Alcohol is a common mechanism for overcoming anxiety. According to the American Anxiety and Depression Association (ADAA), about 20 percent of people with social anxiety disorder also suffer from alcohol abuse or addiction, and a recent study found that the two disorders have a stronger link among women.
Alcohol really slows down our brains, and removes certain blocks. Why? Because it mimics the action of gamma-aminobutyric acid, an inhibitory neurotransmitter. It is gamma-aminobutyrate that is lacking in the brains of people experiencing post-traumatic stress disorder. In addition, alcohol blocks the action of the neurotransmitter excitation, glutamate. So inhibiting alcohol and relieving anxiety is somewhat effective.
Although alcohol temporarily stimulates “chemicals for happiness” in the brain (mimics the action of oxytocin, a neurotransmitter and hormone), which is released when we are good and comfortable with someone, when we make love or just hug, and when we are among like-minded or childbirth . The media has dubbed oxytocin the love hormone, but this is a misnomer. So, it is the similarity of the action of alcohol to the action of oxytocin that makes the environment more attractive in the eyes of a drunk person, and helps to overcome the fear of society. You feel happier and less anxious, but that’s the end of it: a few hours after drinking, alcohol can increase anxiety.
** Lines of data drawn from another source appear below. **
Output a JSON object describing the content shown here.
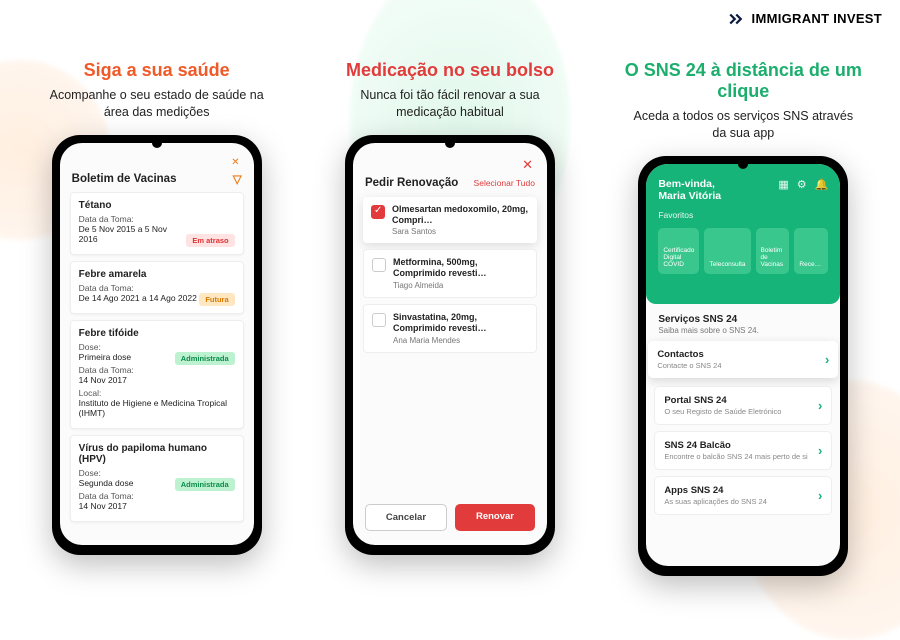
{
  "brand": {
    "name": "IMMIGRANT INVEST"
  },
  "columns": [
    {
      "title": "Siga a sua saúde",
      "subtitle": "Acompanhe o seu estado de saúde na área das medições",
      "screen": {
        "heading": "Boletim de Vacinas",
        "vaccines": [
          {
            "name": "Tétano",
            "date_label": "Data da Toma:",
            "date_value": "De 5 Nov 2015 a 5 Nov 2016",
            "status": "Em atraso",
            "status_kind": "late"
          },
          {
            "name": "Febre amarela",
            "date_label": "Data da Toma:",
            "date_value": "De 14 Ago 2021 a 14 Ago 2022",
            "status": "Futura",
            "status_kind": "warn"
          },
          {
            "name": "Febre tifóide",
            "dose_label": "Dose:",
            "dose_value": "Primeira dose",
            "date_label": "Data da Toma:",
            "date_value": "14 Nov 2017",
            "local_label": "Local:",
            "local_value": "Instituto de Higiene e Medicina Tropical (IHMT)",
            "status": "Administrada",
            "status_kind": "ok"
          },
          {
            "name": "Vírus do papiloma humano (HPV)",
            "dose_label": "Dose:",
            "dose_value": "Segunda dose",
            "date_label": "Data da Toma:",
            "date_value": "14 Nov 2017",
            "status": "Administrada",
            "status_kind": "ok"
          }
        ]
      }
    },
    {
      "title": "Medicação no seu bolso",
      "subtitle": "Nunca foi tão fácil renovar a sua medicação habitual",
      "screen": {
        "heading": "Pedir Renovação",
        "select_all": "Selecionar Tudo",
        "meds": [
          {
            "name": "Olmesartan medoxomilo, 20mg, Compri…",
            "patient": "Sara Santos",
            "checked": true,
            "featured": true
          },
          {
            "name": "Metformina, 500mg, Comprimido revesti…",
            "patient": "Tiago Almeida",
            "checked": false
          },
          {
            "name": "Sinvastatina, 20mg, Comprimido revesti…",
            "patient": "Ana Maria Mendes",
            "checked": false
          }
        ],
        "cancel": "Cancelar",
        "submit": "Renovar"
      }
    },
    {
      "title": "O SNS 24 à distância de um clique",
      "subtitle": "Aceda a todos os serviços SNS através da sua app",
      "screen": {
        "greeting_prefix": "Bem-vinda,",
        "greeting_name": "Maria Vitória",
        "favorites_label": "Favoritos",
        "tiles": [
          "Certificado Digital COVID",
          "Teleconsulta",
          "Boletim de Vacinas",
          "Rece…"
        ],
        "section_title": "Serviços SNS 24",
        "section_sub": "Saiba mais sobre o SNS 24.",
        "cards": [
          {
            "title": "Contactos",
            "sub": "Contacte o SNS 24",
            "featured": true
          },
          {
            "title": "Portal SNS 24",
            "sub": "O seu Registo de Saúde Eletrónico"
          },
          {
            "title": "SNS 24 Balcão",
            "sub": "Encontre o balcão SNS 24 mais perto de si"
          },
          {
            "title": "Apps SNS 24",
            "sub": "As suas aplicações do SNS 24"
          }
        ]
      }
    }
  ]
}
When alcohol begins to disappear, you are likely to feel more anxious, tired and depressed than before drinking. Excessive alcohol consumption can also lead to a hangover – with symptoms such as nausea, dizziness, headache, dehydration and low blood sugar – which will further contribute to anxiety.
But that’s not all, excessive alcohol consumption increases the risk of chronic diseases and other mental disorders. In addition, there is no safe dose, and it should not be used by people behind the wheel and pregnant women.
One study found a significant association between alcohol consumption and mental health problems and performance. Students who drank too much were more likely to experience moderate / high psychological distress and more likely to experience academic problems.
If you are often anxious, eliminate alcohol. Then, when you learn to manage the symptoms of anxiety, you will be able to drink from time to time.